The conference opens with a hard-hitting keynote from the Geospatial Commission’s CEO, William Priest. Described as “A hands on, strong and visible leader and communicator”, he will introduce and explain the Commission’s Strategic Plan for the UK* followed by an interview with conference chair, Denise McKenzie. Denise, is Executive Director of Communications and Outreach at the Open Geospatial Consortium (OGC). She will open the debate with an introduction to the subject and offer some conclusions in her closing remarks.
What is the Digital Twin?
To address this emerging concept and its tangible benefits, a panel of leading players in geospatial will ask, how far are we from making it a reality? They include:
Simon Navin, a chartered surveyor and Head of Innovation Programmes at the Britain’s mapper, Ordnance Survey. His team focuses on emerging markets like Autonomous Vehicles, 5G, Smart Cities, the Internet of Things and the Digital Twin.
Matt Leaver is Technical Director GIS & Geospatial, Arcadis and chairs the Association for Geographical Information (AGI) in championing the use of geographic information through advocacy, thought leadership, skills and standards development.
Richard Kelly is Operations Director, buildingSMART International, a worldwide authority driving the transformation of built assets through creation and adoption of open, international standards.
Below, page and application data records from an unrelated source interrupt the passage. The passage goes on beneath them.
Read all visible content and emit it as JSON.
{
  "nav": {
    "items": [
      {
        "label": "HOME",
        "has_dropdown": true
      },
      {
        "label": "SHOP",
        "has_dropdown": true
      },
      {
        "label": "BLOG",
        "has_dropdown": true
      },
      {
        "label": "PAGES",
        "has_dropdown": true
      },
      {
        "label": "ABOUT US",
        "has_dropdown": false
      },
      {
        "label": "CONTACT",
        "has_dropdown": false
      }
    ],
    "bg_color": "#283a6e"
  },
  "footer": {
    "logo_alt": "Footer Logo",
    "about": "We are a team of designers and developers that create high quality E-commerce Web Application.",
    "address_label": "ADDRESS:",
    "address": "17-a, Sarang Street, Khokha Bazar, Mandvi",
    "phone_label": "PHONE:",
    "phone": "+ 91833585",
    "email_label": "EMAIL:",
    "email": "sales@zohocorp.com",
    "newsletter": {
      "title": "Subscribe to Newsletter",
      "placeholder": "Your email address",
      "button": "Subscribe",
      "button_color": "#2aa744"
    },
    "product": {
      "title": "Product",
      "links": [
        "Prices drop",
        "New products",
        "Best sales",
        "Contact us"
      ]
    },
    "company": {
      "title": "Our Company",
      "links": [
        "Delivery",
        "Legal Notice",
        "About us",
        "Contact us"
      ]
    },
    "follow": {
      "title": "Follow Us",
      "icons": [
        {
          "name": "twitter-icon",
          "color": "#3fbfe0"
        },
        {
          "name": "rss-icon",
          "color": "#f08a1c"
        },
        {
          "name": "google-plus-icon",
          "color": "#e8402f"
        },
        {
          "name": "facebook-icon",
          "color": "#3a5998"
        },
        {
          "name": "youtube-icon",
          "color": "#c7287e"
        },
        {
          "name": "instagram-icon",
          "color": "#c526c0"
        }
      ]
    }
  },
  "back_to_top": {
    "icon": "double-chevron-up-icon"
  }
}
Dr Anne Kemp, Fellow and Technical Director: BIM, Geospatial and Digital Engineering, Atkins, has been working in the industry for 25 years, delivering information to where it is needed for informed and intelligent decision making.
When does cool become creepy?
The power of the IoT and mobile devices offer exciting opportunities to make lives easier, reduce energy usage, insurance premiums or make homes and cars safer. But when does technology stop being beneficial and instead become a creepy intrusion? When does location tracking become location stalking? What role should government and standards bodies play to provide boundaries to protect and reassure citizens? A panel of technology thought leaders drawn from key players include:
Ed Parsons, Geospatial Technologist, Google Inc. Ed works to evangelise geospatial data for commercial application and consequently, to improve the usability and efficiency of location based tools
Leigh Dodds is Director of Advisory at the Open Data Institute. Leigh is passionate about creating products that can make a difference.
Alex Wrottesley, Head of Geovation, Ordnance Survey, is an entrepreneurial leader and a passionate believer in the power of open innovation methodologies to engage, extend and deepen relationships between organisations and their customers.
Ben Scott-Robinson is the founder of The Small Robot Company, describing himself as a digital innovator. His company is crafting three small robots and nurturing their dream to save the world!
*The new Geospatial Commission sits at the centre of government, to direct efforts across public-sector data bodies and to coordinate HMG’s approach to geospatial data. The CEO is a new role created to help deliver this vision, and will oversee strategy, implementation and value creation.